*** Records provided Section Begins ***

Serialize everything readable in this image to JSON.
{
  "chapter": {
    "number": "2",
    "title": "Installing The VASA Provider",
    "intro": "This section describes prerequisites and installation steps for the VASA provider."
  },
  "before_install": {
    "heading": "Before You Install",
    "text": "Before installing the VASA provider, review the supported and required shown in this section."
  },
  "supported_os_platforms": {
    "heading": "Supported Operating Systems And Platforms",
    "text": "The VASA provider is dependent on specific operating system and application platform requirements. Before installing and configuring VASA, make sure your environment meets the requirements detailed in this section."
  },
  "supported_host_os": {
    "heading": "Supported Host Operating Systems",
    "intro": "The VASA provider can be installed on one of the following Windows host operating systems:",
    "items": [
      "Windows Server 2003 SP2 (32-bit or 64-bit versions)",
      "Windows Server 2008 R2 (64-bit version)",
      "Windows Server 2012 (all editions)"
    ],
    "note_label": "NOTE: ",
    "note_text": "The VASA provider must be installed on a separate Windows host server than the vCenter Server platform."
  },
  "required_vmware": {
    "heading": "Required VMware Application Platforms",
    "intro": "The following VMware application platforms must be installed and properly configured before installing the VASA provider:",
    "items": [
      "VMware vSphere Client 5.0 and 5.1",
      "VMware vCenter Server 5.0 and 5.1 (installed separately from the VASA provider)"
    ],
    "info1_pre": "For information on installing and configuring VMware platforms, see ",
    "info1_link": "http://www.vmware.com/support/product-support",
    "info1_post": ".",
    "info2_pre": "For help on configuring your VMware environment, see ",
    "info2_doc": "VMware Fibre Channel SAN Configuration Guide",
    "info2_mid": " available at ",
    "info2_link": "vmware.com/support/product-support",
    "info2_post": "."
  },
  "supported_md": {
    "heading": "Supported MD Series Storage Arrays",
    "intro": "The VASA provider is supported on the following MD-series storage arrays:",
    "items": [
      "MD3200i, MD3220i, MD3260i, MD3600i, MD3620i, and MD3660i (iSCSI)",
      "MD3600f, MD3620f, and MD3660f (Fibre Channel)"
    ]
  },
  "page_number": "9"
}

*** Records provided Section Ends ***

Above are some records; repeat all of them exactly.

● **Worked solution**:
Serialize everything readable in this image to JSON.
{
  "chapter": {
    "number": "2",
    "title": "Installing The VASA Provider",
    "intro": "This section describes prerequisites and installation steps for the VASA provider."
  },
  "before_install": {
    "heading": "Before You Install",
    "text": "Before installing the VASA provider, review the supported and required shown in this section."
  },
  "supported_os_platforms": {
    "heading": "Supported Operating Systems And Platforms",
    "text": "The VASA provider is dependent on specific operating system and application platform requirements. Before installing and configuring VASA, make sure your environment meets the requirements detailed in this section."
  },
  "supported_host_os": {
    "heading": "Supported Host Operating Systems",
    "intro": "The VASA provider can be installed on one of the following Windows host operating systems:",
    "items": [
      "Windows Server 2003 SP2 (32-bit or 64-bit versions)",
      "Windows Server 2008 R2 (64-bit version)",
      "Windows Server 2012 (all editions)"
    ],
    "note_label": "NOTE: ",
    "note_text": "The VASA provider must be installed on a separate Windows host server than the vCenter Server platform."
  },
  "required_vmware": {
    "heading": "Required VMware Application Platforms",
    "intro": "The following VMware application platforms must be installed and properly configured before installing the VASA provider:",
    "items": [
      "VMware vSphere Client 5.0 and 5.1",
      "VMware vCenter Server 5.0 and 5.1 (installed separately from the VASA provider)"
    ],
    "info1_pre": "For information on installing and configuring VMware platforms, see ",
    "info1_link": "http://www.vmware.com/support/product-support",
    "info1_post": ".",
    "info2_pre": "For help on configuring your VMware environment, see ",
    "info2_doc": "VMware Fibre Channel SAN Configuration Guide",
    "info2_mid": " available at ",
    "info2_link": "vmware.com/support/product-support",
    "info2_post": "."
  },
  "supported_md": {
    "heading": "Supported MD Series Storage Arrays",
    "intro": "The VASA provider is supported on the following MD-series storage arrays:",
    "items": [
      "MD3200i, MD3220i, MD3260i, MD3600i, MD3620i, and MD3660i (iSCSI)",
      "MD3600f, MD3620f, and MD3660f (Fibre Channel)"
    ]
  },
  "page_number": "9"
}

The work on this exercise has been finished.